Task: Your task is to copy the stretch of lines in the records below that begins with the line containing "Give me the" and ends with the line containing "Serialize everything readable", exactly as written, with nothing added.

** Records for processing follows **

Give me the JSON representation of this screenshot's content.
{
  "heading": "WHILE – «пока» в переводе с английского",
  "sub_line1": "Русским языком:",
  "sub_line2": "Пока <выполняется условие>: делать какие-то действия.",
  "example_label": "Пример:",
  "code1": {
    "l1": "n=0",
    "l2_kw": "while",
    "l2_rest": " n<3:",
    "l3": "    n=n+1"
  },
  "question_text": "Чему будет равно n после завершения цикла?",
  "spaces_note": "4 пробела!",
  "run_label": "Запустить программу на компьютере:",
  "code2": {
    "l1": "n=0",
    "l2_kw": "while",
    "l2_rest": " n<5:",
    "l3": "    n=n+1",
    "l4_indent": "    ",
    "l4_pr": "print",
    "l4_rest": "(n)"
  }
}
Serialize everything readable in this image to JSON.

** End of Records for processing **
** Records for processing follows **

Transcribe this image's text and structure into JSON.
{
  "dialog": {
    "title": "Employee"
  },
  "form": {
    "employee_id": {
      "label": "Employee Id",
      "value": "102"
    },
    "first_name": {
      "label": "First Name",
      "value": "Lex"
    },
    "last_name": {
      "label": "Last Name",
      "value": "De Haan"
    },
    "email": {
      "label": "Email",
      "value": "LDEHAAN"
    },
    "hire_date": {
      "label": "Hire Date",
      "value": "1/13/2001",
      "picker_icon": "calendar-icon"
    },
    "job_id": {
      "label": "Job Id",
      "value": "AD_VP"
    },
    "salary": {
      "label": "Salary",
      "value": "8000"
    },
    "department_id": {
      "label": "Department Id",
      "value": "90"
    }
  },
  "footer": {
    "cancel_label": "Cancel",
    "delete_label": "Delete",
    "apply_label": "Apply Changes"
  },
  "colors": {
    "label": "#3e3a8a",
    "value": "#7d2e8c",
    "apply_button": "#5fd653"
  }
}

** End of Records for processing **

Written reply:
Give me the JSON representation of this screenshot's content.
{
  "heading": "WHILE – «пока» в переводе с английского",
  "sub_line1": "Русским языком:",
  "sub_line2": "Пока <выполняется условие>: делать какие-то действия.",
  "example_label": "Пример:",
  "code1": {
    "l1": "n=0",
    "l2_kw": "while",
    "l2_rest": " n<3:",
    "l3": "    n=n+1"
  },
  "question_text": "Чему будет равно n после завершения цикла?",
  "spaces_note": "4 пробела!",
  "run_label": "Запустить программу на компьютере:",
  "code2": {
    "l1": "n=0",
    "l2_kw": "while",
    "l2_rest": " n<5:",
    "l3": "    n=n+1",
    "l4_indent": "    ",
    "l4_pr": "print",
    "l4_rest": "(n)"
  }
}
Serialize everything readable in this image to JSON.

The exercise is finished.